Santa Cruz County is seen by many as a model for enlightened jail and prison policies. But last month the Santa Cruz County Grand Jury released a report on the unusual number of deaths in the county jail in 2012 and 2013 titled “Five Deaths in Santa Cruz: An Investigation of In-Custody Deaths.” The Grand Jury found that a lack of after-hours mental health evaluations and failures to follow procedures on the part of jail staff likely contributed to the deaths.
We write out of concern for the manner in which certain aspects of the step-down program (SDP) are being implemented by the CDCR, specifically, self-directed journals and cognitive behavior therapy. Because these components have to do with changing and restructuring the thought processes of people, they involve mental health issues and require the involvement of mental health professionals in their implementation and oversight.
The recent conversion of Valley State Prison for Women into a male facility has led to a dramatic increase in the use of solitary confinement: Ad Seg at CCWF and the SHU at CIW. Concurrently, there have been several suicides in Ad Seg and the SHU in recent months, at least one from an alleged “overdose.” The excerpt from the letter quoted above is one of many that indicates how desperate the situation is.
This next phase of the struggle will require the power of the people more than ever. We have to work with and urge our representatives in the legislature to ensure changes are made in the interest of imprisoned people, their loved ones, their communities – in the interests of humanity. We must put an end to solitary confinement. There is no place for indefinite solitary confinement in a civilized society. Let the Department of Corrections know torture will not be tolerated here.

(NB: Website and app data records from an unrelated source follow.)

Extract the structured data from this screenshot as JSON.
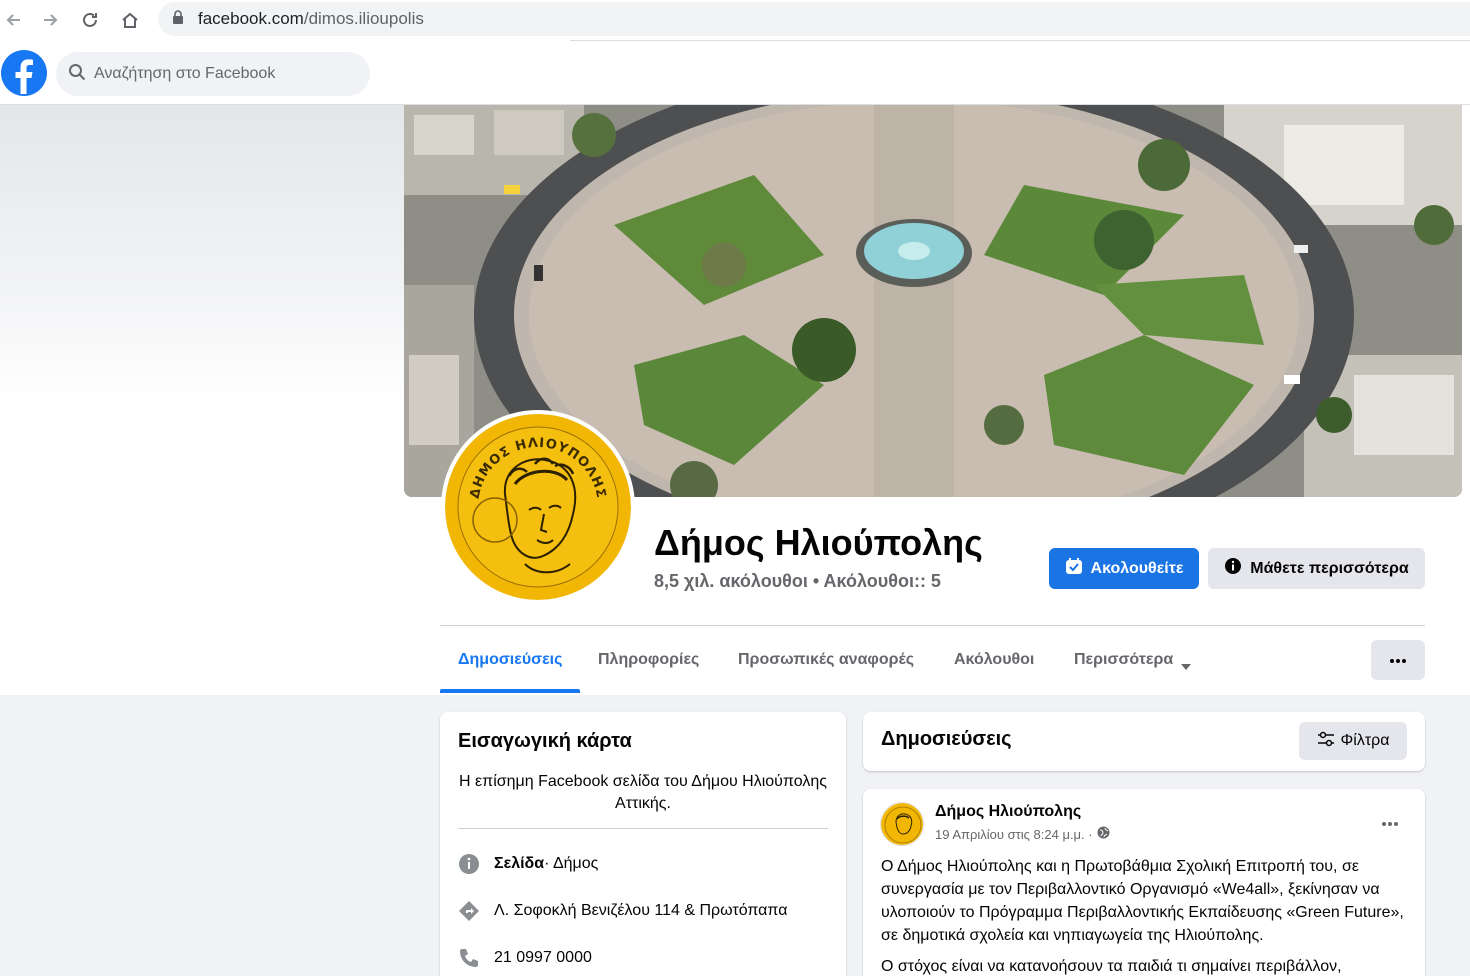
{
  "browser": {
    "url_domain": "facebook.com",
    "url_path": "/dimos.ilioupolis"
  },
  "header": {
    "search_placeholder": "Αναζήτηση στο Facebook"
  },
  "profile": {
    "name": "Δήμος Ηλιούπολης",
    "stats": "8,5 χιλ. ακόλουθοι • Ακόλουθοι:: 5",
    "follow_label": "Ακολουθείτε",
    "learn_more_label": "Μάθετε περισσότερα",
    "avatar_text": "ΔΗΜΟΣ ΗΛΙΟΥΠΟΛΗΣ"
  },
  "tabs": [
    {
      "label": "Δημοσιεύσεις",
      "active": true
    },
    {
      "label": "Πληροφορίες",
      "active": false
    },
    {
      "label": "Προσωπικές αναφορές",
      "active": false
    },
    {
      "label": "Ακόλουθοι",
      "active": false
    },
    {
      "label": "Περισσότερα",
      "active": false
    }
  ],
  "intro": {
    "title": "Εισαγωγική κάρτα",
    "description": "Η επίσημη Facebook σελίδα του Δήμου Ηλιούπολης Αττικής.",
    "category_bold": "Σελίδα",
    "category_rest": " · Δήμος",
    "address": "Λ. Σοφοκλή Βενιζέλου 114 & Πρωτόπαπα",
    "phone": "21 0997 0000"
  },
  "posts": {
    "title": "Δημοσιεύσεις",
    "filter_label": "Φίλτρα",
    "post": {
      "author": "Δήμος Ηλιούπολης",
      "time": "19 Απριλίου στις 8:24 μ.μ. ·",
      "text": "Ο Δήμος Ηλιούπολης και η Πρωτοβάθμια Σχολική Επιτροπή του, σε συνεργασία με τον Περιβαλλοντικό Οργανισμό «We4all», ξεκίνησαν να υλοποιούν το Πρόγραμμα Περιβαλλοντικής Εκπαίδευσης «Green Future», σε δημοτικά σχολεία και νηπιαγωγεία της Ηλιούπολης.",
      "text2": "Ο στόχος είναι να κατανοήσουν τα παιδιά τι σημαίνει περιβάλλον,"
    }
  },
  "colors": {
    "fb_blue": "#1877f2",
    "follow_blue": "#1b74e4",
    "secondary_text": "#65676b",
    "button_gray": "#e4e6eb",
    "coin_gold": "#f2b705"
  }
}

I managed the front office for Supervisor Chris Daly, who has endorsed my campaign for Supervisor, for more than three years and assisted him closely as the Board of Supervisors heard emotional testimony about dust and asbestos at the Hunters Point Shipyard.